"Character is a Greek word, but it did not mean to the Greeks what it means to us. To them it stood first for the mark stamped upon the coin, and then for the impress of this or that quality upon a man, as Euripides speaks of the stamp--character--of valor upon Hercules, man the coin, valor the mark imprinted on him. To us a man's character is that which is peculiarly his own; it distinguishes each one from all the rest. To the Greeks it was a man's share in qualities all men partake of; it united each one to the rest." ~~ Edith Hamilton, The Greek Way

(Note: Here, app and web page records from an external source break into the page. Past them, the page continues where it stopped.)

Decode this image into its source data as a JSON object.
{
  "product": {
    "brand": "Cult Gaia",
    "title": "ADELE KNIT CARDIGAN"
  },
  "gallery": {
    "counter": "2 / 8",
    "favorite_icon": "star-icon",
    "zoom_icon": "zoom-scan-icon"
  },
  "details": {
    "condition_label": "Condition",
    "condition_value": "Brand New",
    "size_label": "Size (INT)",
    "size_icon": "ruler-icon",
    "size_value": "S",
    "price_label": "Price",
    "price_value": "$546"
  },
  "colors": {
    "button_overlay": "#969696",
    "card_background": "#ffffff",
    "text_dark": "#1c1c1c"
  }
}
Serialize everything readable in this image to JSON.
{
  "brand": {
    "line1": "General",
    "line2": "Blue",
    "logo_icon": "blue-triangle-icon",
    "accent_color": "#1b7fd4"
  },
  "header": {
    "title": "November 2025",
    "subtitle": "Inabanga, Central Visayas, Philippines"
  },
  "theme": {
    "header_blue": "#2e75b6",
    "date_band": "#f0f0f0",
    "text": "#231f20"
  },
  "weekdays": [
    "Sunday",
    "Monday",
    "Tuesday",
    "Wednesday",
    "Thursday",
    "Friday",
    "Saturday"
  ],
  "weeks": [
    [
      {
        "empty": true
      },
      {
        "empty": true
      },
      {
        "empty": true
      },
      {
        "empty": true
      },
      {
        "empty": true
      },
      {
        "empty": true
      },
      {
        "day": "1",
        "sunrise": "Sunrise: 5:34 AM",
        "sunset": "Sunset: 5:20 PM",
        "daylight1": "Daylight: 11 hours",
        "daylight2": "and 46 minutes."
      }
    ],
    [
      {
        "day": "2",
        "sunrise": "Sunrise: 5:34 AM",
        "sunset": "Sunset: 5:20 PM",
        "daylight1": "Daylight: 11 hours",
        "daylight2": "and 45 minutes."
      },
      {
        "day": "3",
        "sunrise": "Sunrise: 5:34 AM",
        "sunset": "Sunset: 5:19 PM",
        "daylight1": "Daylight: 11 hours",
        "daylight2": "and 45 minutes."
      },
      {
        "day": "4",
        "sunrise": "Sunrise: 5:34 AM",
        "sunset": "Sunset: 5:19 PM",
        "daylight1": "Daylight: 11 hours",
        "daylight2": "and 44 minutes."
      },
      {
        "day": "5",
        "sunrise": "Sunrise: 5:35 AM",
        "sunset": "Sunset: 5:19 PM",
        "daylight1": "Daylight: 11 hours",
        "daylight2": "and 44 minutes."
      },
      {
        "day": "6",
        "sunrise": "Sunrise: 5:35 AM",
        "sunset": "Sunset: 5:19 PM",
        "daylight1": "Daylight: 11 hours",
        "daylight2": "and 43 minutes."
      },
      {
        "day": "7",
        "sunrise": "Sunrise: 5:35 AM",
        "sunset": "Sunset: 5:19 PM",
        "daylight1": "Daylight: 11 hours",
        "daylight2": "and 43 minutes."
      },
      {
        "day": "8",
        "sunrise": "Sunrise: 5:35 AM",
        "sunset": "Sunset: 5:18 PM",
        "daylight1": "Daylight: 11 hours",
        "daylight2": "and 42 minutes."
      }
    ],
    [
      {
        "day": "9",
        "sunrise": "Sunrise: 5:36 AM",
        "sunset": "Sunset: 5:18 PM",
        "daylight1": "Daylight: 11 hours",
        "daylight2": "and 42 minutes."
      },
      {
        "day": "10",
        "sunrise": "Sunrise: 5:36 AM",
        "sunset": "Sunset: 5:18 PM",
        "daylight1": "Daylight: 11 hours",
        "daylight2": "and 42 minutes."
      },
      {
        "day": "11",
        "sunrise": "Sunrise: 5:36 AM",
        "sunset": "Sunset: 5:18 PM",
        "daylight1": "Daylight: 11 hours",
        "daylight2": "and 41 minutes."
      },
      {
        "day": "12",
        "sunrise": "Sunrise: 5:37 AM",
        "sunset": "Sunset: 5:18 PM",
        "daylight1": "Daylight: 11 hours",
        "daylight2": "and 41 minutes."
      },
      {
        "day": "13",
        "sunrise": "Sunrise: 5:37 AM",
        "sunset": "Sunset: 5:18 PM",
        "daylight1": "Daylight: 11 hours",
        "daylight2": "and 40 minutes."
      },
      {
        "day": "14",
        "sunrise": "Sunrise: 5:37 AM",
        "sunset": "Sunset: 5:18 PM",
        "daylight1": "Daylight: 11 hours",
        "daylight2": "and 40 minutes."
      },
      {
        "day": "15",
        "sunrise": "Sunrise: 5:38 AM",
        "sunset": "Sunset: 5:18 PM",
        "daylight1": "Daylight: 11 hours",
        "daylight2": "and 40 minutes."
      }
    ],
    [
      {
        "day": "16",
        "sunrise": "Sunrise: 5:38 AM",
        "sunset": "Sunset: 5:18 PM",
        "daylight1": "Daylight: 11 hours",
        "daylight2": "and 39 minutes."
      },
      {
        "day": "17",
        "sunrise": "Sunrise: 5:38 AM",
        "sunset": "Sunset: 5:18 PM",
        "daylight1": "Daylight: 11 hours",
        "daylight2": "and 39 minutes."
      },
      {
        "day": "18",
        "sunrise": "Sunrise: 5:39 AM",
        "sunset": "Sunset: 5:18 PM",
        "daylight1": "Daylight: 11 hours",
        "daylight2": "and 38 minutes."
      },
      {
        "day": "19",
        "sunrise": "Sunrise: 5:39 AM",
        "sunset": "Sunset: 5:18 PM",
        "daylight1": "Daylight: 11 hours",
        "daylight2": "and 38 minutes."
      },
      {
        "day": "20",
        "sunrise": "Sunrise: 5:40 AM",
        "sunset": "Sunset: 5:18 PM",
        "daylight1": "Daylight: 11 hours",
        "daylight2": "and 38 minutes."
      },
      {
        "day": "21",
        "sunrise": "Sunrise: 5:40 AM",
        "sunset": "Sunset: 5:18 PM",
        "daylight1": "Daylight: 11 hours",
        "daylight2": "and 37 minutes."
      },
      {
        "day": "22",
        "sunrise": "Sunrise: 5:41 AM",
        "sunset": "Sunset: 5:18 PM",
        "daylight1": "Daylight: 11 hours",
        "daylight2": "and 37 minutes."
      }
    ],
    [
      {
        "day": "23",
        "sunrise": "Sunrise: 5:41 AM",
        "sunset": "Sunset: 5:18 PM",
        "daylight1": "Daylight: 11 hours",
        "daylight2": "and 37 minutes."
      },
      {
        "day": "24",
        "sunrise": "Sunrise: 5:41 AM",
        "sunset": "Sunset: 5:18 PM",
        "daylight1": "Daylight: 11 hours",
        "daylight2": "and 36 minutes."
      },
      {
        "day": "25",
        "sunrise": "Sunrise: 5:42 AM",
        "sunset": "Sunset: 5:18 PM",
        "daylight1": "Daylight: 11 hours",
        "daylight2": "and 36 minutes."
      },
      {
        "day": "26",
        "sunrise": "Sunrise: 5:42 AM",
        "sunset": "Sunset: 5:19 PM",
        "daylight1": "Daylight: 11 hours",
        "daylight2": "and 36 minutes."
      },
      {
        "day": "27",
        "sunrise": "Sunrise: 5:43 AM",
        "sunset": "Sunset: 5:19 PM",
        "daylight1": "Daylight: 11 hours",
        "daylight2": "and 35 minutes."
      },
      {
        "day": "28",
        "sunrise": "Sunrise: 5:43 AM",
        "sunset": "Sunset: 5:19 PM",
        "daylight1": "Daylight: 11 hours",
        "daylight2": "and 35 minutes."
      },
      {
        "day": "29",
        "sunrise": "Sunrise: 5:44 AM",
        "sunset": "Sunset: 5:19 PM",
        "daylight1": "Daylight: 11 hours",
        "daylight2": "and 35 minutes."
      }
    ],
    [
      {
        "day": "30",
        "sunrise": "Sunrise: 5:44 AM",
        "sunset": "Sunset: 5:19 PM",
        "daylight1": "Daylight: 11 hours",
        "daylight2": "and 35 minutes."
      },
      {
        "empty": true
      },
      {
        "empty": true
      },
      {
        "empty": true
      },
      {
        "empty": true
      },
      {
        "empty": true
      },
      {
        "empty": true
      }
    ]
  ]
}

"When I gained weight in college, finding decent clothing on a budget became even more difficult. Although I still love the orderly cohesiveness of the capsule approach, I think it's important to be aware of the potentially problematic nature of contemporary 'magazine minimalism' that treats making do with less as the latest trend."Way way back, I wrote a post here on the Treehouse about expensive (but nice) designer toys, Trendoids Spend Lots to Scale Back. I've had similar concerns and conversations about the luxury of being able to super-fine-tune one's diet, or about the trendiness of "tiny houses." These are, to some extent, problems unique to a culture that has enough goods and enough money for people to make those choices. We think of the creative and resilient pioneers and Depression-era survivors, those who made their potato-peel pies and whatnot; but they were as happy as anyone else when times got better. Laura Ingalls Wilder did not spend her later years wishing to eat only wild game and cornbread. Years ago I knew of an "intentional community" that was formed, with the highest of ideals, by a group of overall-wearing, long-haired couples in the 1970's. By the time I visited, ten or fifteen years later, most of them had moved back to the city with their children. Rural realities were not all that romantic.